The CIA initiated a three-tier system after September 11, 2001 for interrogating terrorist suspects. The lowest tier, reserved for the lowest-value suspects believed to hold little valuable intelligence, were assigned to openly U.S.-managed prisons like Guantanamo and Abu Graib, which would have some surveillance by civilian authorities and measure of human rights. The second tier was the “extraordinary rendition” program for middle-value suspects where the U.S. would surrender detainees to brutal foreign countries such as Syria, Egypt, Morocco, and Uzbekistan where they would be tortured with plausible deniability because they are officially in the custody of foreign governments.

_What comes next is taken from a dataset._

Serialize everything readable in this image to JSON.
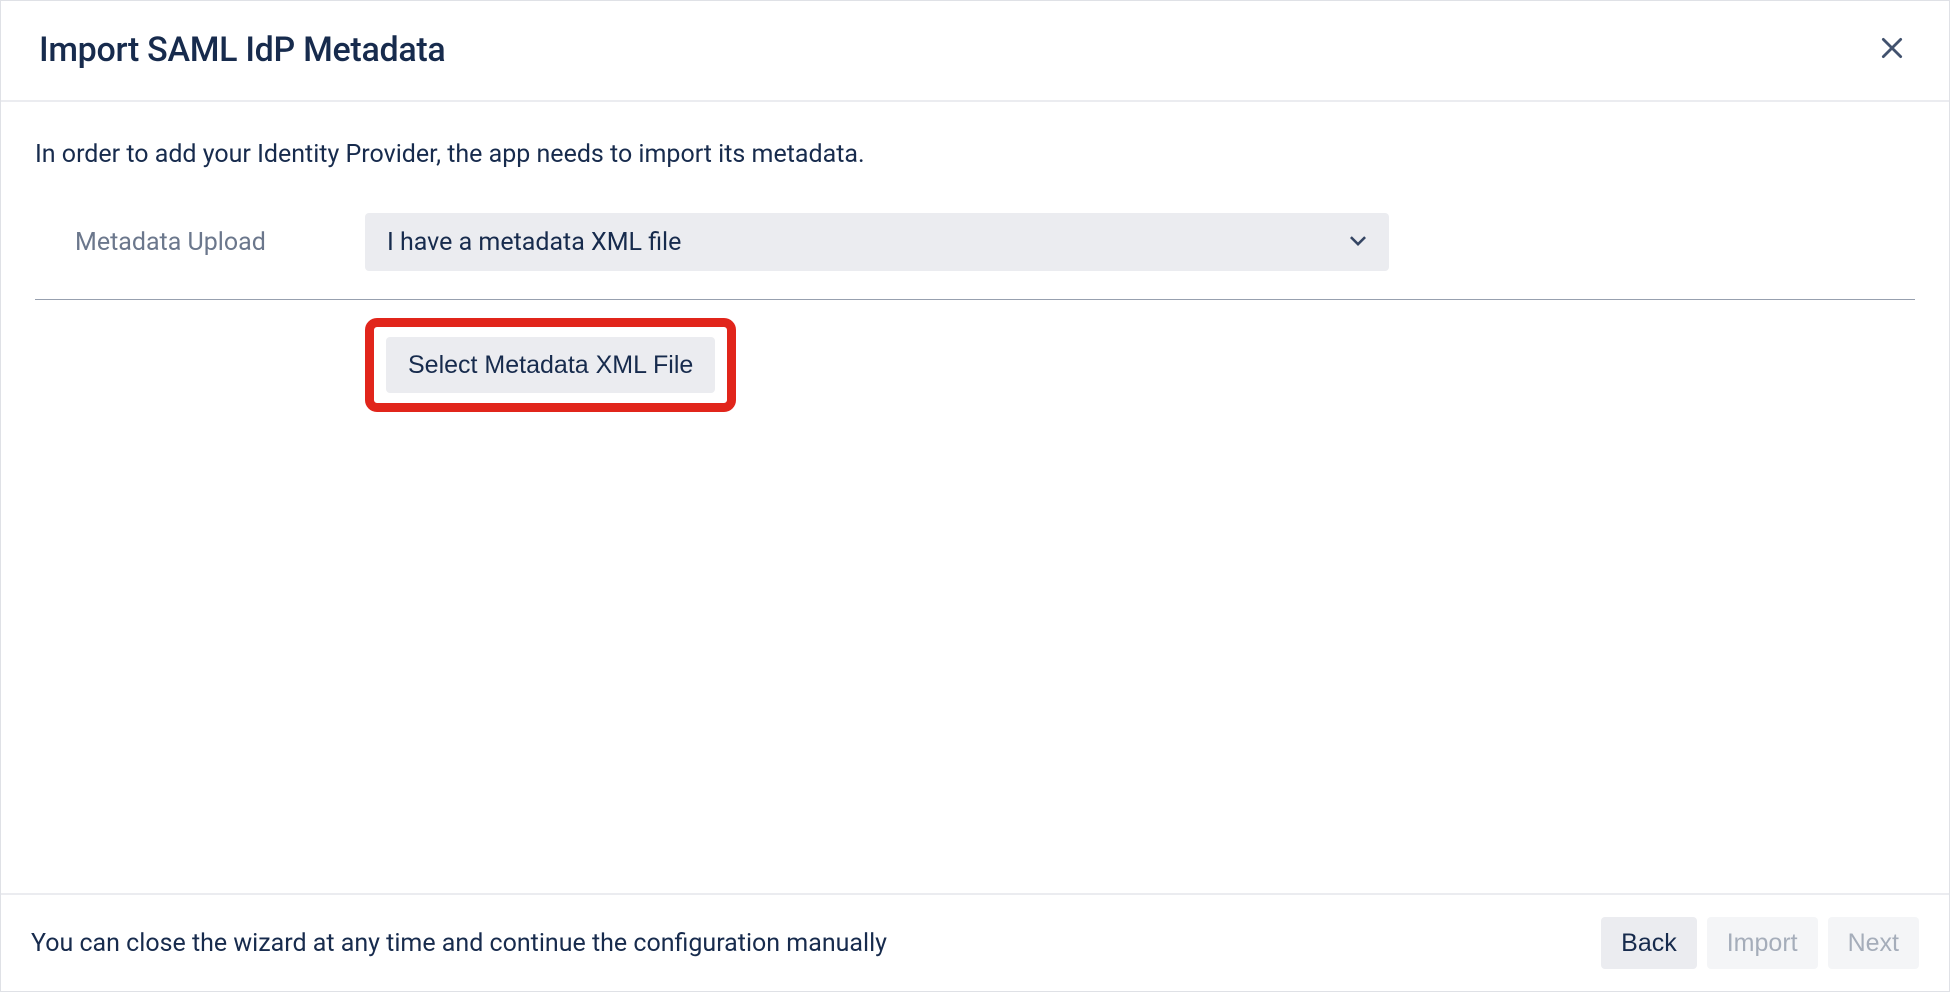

The CIA “black site” program, reserved for the highest-value detainees, included torture in secret prisons outside of the reach of U.S. or foreign law. More than a dozen nations are believed to have housed CIA black-site prisons, including Lithuania, Poland, Thailand, Romania, Afghanistan, and Bosnia.
The Seimas' investigation has already led to three resignations because of the scandal, including the head of Lithuanian intelligence and a former top intelligence agency official who until recently served as Lithuanian Ambassador to Georgia. But that may be as far as the resignations go. “One of the important conclusions is that the leaders of the country were either not informed about this or were informed improperly,” Anusauskas said.
The Lithuanian prisons were officially closed down in 2006, in the wake of news reports about secret prisons in Poland and Romania. The larger prison is now officially owned and managed by the Lithuanian intelligence services.
Photo of CIA "black site" prison in Lithuania: AP Images